Monday 12 September 2011

Note on recent ECJ memantine and galantamine rulings

Thanks are due to Herwig von Morze for drawing The SPC Blog's attention to a recent summary, "European Court of Justice holds SPCs for old medicinal products invalid", which was prepared by Ana-Laura Morales of Spanish law firm Grau & Angulo and published last week by International Law Office. The note deals with the ECJ's recent rulings in the memantine and galantamine cases (covered by this weblog here and here). .

Tuesday 6 September 2011

Synthon ruling "raises inevitable concerns"

Placed online yesterday is a Current Intelligence note, "Court of Justice rules on material scope of supplementary protection certificate regime", which will be published in a forthcoming issue of the Journal of Intellectual Property Law and Practice (JIPLP).  This note, authored by Riccardo Sciaudone (Grimaldi e Associati), discusses the ruling of the Court of Justice just five weeks ago in Case C-195/09 Synthon BV v Merz Pharma GmbH & Co. KGaA, Court of Justice of the European Union (Second Chamber), 28 July 2011 (noted here on The SPC Blog).

After reviewing the facts of the ruling and the relevant law, the author comments:
"This much-awaited decision is welcomed for the clear and, in principle, correct answer given to an important point of law. It is crystal clear, from now on, that an SPC for a medicinal product will be valid only if the first marketing authorization in the EU is in line with Europe-wide regulatory rules. 
However, on a more practical level, the ECJ's decision raises inevitable concerns on a possibly significant number of similar cases that could be soon brought before national courts in order to verify the validity of any SPC in question. Furthermore, this situation could also affect additional research and investment for medicinal products that will soon be under scrutiny in respect of their SPC".

Thursday 1 September 2011

Merck: a case note

"Where do we stand on negative and zero term SPCs: analysis of the views of the AG Bot Merck v Deutsches Patent Case C-125/10" -- this is the title of a case comment that has just been published in volume 11, issue 6 of the bimonthly Bio-science Law Review, published by Lawtext Publishing (here).  The authors are Maria Isabel Manley (Partner and Head of Regulatory Practice, Bristows) and Muriel Riba (Associate, Regulatory Practice, at the same firm).  According to the abstract:
"Merck v Deutsches Patent is the first case at EU level to consider the possibility of granting a negative or zero term SPC. Advocate General Yves Bot recently gave his opinion on this issue of crucial commercial importance to the industry, which so far has been approached inconsistently by various Member States.

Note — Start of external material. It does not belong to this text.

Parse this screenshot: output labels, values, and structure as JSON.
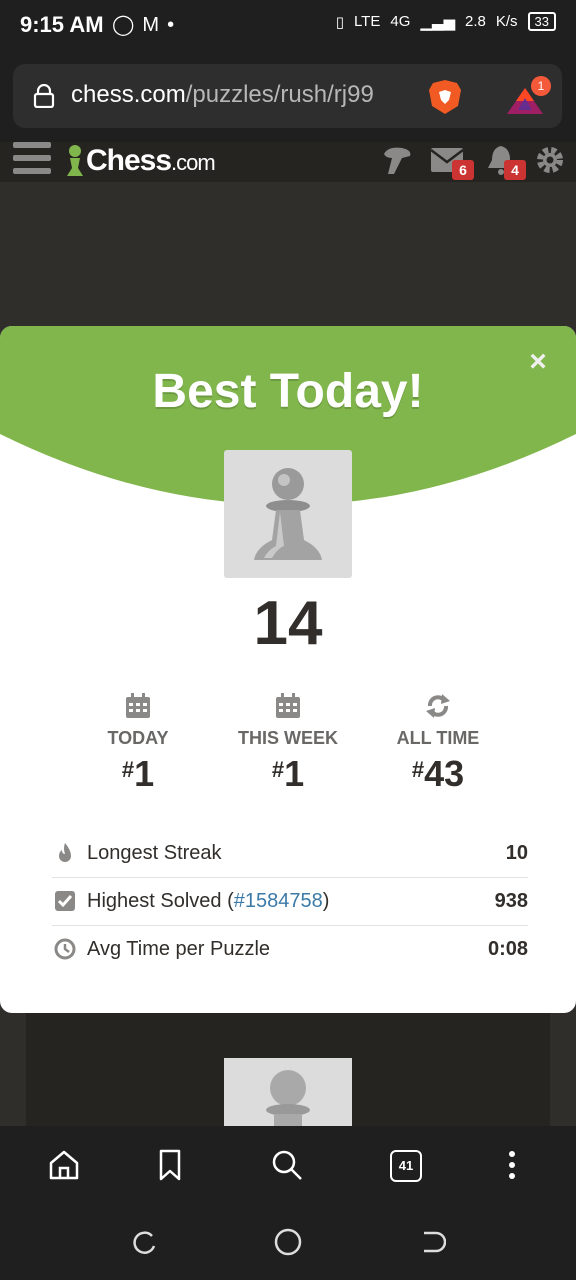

Although the SPC Regulation provides the tools to calculate the duration of an SPC, it does not address the situation where the period between the date on which the application for a basic patent was lodged and the date of grant of the first MA is less than five years, such that the SPC would have a negative or zero term. If the SPC was an independent right, this lacuna in the law would not have much importance. However, given that the option to apply for a paediatric extension depends on the prior existence of an SPC, the issue of negative or zero term SPCs is of major relevance.

This article assesses the impact of the Advocate General's opinion and an alternative interpretation that we consider to be more consistent with the objectives pursued by both the SPC and the Paediatric Regulations".